▶ Your instructions:
Make an exact copy of the entries below and leave any picture out of it.

▶ Data shown:
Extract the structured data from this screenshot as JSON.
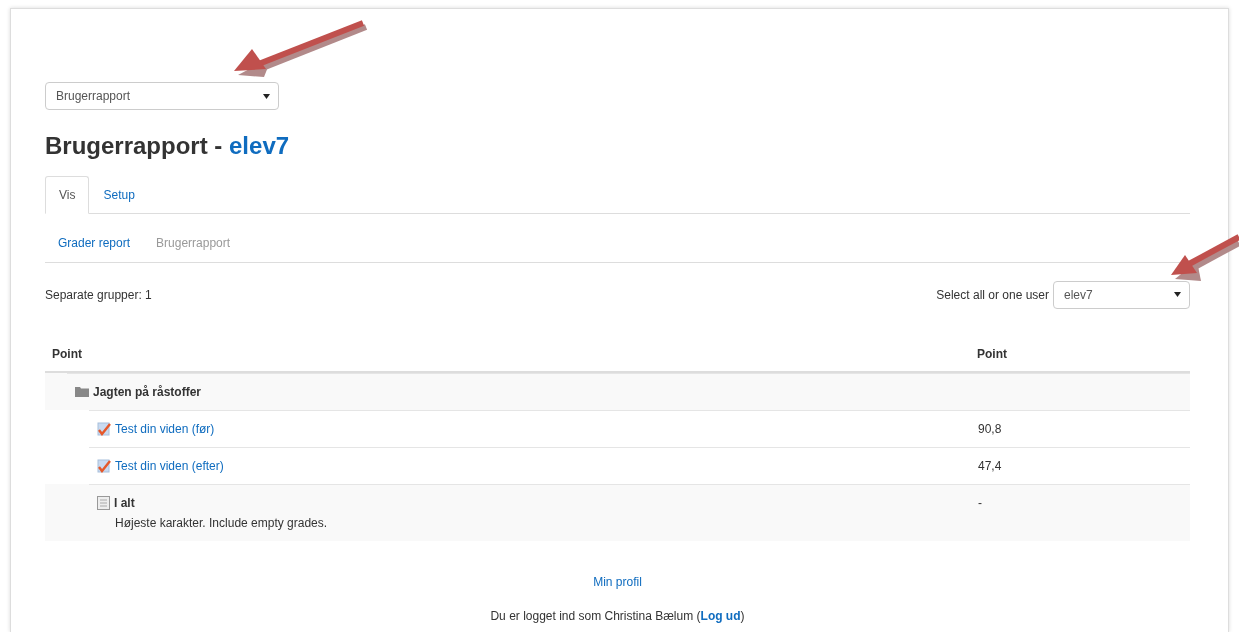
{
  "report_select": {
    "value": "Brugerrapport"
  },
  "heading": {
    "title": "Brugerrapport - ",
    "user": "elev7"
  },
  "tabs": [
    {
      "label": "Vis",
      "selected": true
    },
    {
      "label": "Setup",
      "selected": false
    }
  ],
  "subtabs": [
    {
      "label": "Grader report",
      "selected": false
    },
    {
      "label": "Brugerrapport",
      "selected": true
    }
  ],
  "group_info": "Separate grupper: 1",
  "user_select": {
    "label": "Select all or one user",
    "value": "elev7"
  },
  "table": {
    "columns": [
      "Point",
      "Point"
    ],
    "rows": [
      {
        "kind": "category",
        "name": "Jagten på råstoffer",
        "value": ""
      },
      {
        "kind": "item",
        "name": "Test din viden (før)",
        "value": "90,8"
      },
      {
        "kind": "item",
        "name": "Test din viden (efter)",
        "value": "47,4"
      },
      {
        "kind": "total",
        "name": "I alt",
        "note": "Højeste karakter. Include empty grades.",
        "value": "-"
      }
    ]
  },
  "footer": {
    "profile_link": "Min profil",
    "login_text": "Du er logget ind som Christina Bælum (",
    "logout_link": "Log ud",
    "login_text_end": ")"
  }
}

▶ Solved exercise:
Extract the structured data from this screenshot as JSON.
{
  "report_select": {
    "value": "Brugerrapport"
  },
  "heading": {
    "title": "Brugerrapport - ",
    "user": "elev7"
  },
  "tabs": [
    {
      "label": "Vis",
      "selected": true
    },
    {
      "label": "Setup",
      "selected": false
    }
  ],
  "subtabs": [
    {
      "label": "Grader report",
      "selected": false
    },
    {
      "label": "Brugerrapport",
      "selected": true
    }
  ],
  "group_info": "Separate grupper: 1",
  "user_select": {
    "label": "Select all or one user",
    "value": "elev7"
  },
  "table": {
    "columns": [
      "Point",
      "Point"
    ],
    "rows": [
      {
        "kind": "category",
        "name": "Jagten på råstoffer",
        "value": ""
      },
      {
        "kind": "item",
        "name": "Test din viden (før)",
        "value": "90,8"
      },
      {
        "kind": "item",
        "name": "Test din viden (efter)",
        "value": "47,4"
      },
      {
        "kind": "total",
        "name": "I alt",
        "note": "Højeste karakter. Include empty grades.",
        "value": "-"
      }
    ]
  },
  "footer": {
    "profile_link": "Min profil",
    "login_text": "Du er logget ind som Christina Bælum (",
    "logout_link": "Log ud",
    "login_text_end": ")"
  }
}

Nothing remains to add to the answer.